Continuous Improvement and Accountability in Organic Standards Act
This bill requires the Department of Agriculture (USDA) to undertake rulemaking and other activities to implement certain recommendations of the National Organic Standards Board (a federal advisory board that considers and makes recommendations concerning the production, handling, and processing of organic products).
Specifically, USDA must issue within a specified time line final rules for implementing recommendations approved (1) by the board between December 31, 2000, and the date of the bill's enactment; and (2) with at least two-thirds of the votes cast at a meeting where a quorum was present. If USDA determines issuing rules for such recommendations is not practicable, it must identify and report to Congress about the specific constraints that preclude rulemaking.
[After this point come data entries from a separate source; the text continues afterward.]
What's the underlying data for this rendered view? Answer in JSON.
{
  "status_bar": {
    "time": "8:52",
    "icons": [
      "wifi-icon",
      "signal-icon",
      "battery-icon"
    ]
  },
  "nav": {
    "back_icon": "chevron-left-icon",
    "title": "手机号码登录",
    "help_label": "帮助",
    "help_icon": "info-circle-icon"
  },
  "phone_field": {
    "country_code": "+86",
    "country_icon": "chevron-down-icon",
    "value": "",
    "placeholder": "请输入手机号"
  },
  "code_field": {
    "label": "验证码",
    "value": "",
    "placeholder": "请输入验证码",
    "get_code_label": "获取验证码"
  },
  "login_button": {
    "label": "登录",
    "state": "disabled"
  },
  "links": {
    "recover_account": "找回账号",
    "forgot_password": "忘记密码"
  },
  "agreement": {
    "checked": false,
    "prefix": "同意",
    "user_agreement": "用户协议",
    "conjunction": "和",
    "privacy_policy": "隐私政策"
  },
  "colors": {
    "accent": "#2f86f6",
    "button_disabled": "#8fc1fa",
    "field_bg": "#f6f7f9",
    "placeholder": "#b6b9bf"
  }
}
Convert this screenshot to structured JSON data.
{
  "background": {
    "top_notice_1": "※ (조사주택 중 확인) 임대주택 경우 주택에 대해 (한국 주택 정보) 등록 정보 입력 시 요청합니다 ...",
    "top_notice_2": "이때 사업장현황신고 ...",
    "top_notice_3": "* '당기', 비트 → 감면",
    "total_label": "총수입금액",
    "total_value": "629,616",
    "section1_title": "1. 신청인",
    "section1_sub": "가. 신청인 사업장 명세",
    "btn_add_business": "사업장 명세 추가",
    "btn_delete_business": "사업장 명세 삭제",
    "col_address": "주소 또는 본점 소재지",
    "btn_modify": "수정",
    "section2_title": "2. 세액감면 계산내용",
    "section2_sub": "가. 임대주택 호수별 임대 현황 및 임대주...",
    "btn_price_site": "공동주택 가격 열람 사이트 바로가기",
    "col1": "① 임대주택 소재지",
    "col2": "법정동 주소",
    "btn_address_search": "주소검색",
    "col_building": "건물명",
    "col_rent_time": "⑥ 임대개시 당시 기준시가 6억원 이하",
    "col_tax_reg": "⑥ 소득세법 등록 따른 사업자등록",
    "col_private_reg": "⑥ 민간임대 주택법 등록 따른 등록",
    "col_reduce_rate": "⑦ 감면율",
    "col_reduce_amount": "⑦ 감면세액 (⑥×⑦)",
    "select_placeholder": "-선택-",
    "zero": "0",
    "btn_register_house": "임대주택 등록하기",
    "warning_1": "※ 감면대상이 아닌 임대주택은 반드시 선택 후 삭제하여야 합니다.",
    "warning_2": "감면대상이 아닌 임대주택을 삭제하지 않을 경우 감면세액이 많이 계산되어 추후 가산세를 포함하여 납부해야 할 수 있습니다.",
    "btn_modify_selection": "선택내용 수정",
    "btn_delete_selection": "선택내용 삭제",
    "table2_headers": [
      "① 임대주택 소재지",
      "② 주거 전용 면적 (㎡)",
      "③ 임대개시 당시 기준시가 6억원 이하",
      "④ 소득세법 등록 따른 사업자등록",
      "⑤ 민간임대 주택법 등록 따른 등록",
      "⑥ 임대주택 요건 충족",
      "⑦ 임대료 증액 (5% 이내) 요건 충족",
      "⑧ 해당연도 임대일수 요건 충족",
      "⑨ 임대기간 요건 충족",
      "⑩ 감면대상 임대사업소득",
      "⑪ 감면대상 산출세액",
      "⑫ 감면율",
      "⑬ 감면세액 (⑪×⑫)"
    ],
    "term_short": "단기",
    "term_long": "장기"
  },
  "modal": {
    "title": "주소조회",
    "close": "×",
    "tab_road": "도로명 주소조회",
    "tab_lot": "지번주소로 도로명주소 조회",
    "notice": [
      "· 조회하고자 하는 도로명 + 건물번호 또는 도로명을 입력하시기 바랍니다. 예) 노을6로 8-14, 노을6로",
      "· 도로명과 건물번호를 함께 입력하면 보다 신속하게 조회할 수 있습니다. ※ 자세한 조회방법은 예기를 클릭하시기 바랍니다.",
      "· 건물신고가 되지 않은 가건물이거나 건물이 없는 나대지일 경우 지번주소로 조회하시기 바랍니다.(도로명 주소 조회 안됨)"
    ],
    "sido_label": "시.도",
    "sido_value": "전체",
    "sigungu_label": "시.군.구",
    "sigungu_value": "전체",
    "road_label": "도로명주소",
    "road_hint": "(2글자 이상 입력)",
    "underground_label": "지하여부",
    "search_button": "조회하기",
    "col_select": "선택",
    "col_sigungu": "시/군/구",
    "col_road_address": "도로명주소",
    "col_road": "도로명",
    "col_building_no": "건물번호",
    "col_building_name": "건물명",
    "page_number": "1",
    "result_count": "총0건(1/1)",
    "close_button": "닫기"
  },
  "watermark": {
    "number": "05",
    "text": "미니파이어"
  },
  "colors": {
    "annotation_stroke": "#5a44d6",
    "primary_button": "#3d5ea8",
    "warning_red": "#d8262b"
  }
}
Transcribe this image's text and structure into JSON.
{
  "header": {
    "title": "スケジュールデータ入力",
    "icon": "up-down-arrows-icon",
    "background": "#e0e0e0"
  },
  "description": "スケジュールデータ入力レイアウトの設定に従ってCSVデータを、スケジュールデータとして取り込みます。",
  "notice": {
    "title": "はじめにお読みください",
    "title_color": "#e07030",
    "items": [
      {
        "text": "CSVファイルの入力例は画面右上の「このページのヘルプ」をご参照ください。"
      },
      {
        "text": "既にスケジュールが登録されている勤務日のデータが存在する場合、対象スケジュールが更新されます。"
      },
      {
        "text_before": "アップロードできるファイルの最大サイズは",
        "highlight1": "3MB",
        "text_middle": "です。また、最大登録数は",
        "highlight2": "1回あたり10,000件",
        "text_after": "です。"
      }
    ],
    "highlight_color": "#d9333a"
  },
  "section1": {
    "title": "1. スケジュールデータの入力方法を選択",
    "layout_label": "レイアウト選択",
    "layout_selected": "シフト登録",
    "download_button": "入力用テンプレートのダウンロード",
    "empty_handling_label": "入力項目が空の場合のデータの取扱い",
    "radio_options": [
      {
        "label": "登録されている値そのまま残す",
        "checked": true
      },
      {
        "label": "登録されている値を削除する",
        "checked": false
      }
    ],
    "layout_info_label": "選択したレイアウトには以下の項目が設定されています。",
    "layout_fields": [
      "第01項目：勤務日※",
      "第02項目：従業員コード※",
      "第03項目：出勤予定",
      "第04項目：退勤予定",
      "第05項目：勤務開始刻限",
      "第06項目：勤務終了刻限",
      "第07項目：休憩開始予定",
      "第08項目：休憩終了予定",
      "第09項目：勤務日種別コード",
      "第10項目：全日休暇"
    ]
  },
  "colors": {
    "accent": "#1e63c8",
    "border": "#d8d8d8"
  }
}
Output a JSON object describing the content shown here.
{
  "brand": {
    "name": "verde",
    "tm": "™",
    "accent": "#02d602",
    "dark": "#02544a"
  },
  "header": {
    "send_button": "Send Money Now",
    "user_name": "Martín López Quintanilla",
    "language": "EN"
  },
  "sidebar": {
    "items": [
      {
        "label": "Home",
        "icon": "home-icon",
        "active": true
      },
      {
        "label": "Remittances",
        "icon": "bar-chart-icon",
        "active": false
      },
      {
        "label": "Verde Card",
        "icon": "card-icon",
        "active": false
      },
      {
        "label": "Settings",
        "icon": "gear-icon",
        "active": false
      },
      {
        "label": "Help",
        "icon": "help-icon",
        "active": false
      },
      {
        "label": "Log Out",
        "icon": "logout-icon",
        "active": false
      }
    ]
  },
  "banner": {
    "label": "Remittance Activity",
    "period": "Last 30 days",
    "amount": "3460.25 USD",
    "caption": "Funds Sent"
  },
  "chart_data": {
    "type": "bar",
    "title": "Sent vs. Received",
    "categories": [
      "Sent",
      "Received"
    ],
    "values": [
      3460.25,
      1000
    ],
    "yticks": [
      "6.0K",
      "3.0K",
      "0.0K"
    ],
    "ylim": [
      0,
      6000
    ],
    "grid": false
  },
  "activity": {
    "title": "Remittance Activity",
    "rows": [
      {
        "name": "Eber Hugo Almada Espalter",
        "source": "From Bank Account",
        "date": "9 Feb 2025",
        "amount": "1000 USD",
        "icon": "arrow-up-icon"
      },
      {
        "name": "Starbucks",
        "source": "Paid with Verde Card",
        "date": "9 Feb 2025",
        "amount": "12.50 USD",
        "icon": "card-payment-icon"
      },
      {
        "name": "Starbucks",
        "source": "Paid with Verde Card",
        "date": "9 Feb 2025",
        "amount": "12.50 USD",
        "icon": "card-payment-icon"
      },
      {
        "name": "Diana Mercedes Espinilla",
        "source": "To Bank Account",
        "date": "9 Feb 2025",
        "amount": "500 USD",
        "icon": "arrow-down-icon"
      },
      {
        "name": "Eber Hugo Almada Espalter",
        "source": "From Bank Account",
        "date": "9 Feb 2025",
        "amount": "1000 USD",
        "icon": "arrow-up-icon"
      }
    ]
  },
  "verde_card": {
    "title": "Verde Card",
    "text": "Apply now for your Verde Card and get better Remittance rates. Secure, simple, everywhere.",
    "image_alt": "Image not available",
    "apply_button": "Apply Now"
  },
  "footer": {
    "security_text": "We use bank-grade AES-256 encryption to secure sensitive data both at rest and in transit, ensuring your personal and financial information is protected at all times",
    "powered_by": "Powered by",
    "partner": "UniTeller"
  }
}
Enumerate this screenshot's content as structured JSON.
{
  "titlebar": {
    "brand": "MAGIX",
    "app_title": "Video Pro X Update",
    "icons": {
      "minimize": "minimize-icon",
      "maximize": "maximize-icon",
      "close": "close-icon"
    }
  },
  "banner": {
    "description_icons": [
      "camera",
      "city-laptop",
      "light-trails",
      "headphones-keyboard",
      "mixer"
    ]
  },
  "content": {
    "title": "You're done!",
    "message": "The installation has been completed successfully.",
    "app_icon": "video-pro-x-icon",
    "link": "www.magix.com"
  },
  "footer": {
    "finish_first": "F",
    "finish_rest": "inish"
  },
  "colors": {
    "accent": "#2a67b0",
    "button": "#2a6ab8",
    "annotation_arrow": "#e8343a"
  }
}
In addition, the bill sets out a process and time line for USDA to implement through rulemaking future recommendations of the board that are approved by at least two-thirds of the votes cast at a meeting where a quorum was present.
The bill also requires state officials or entities that certify organic farms or handling operations to report annually concerning the implementation of and compliance with any new rule or guidance.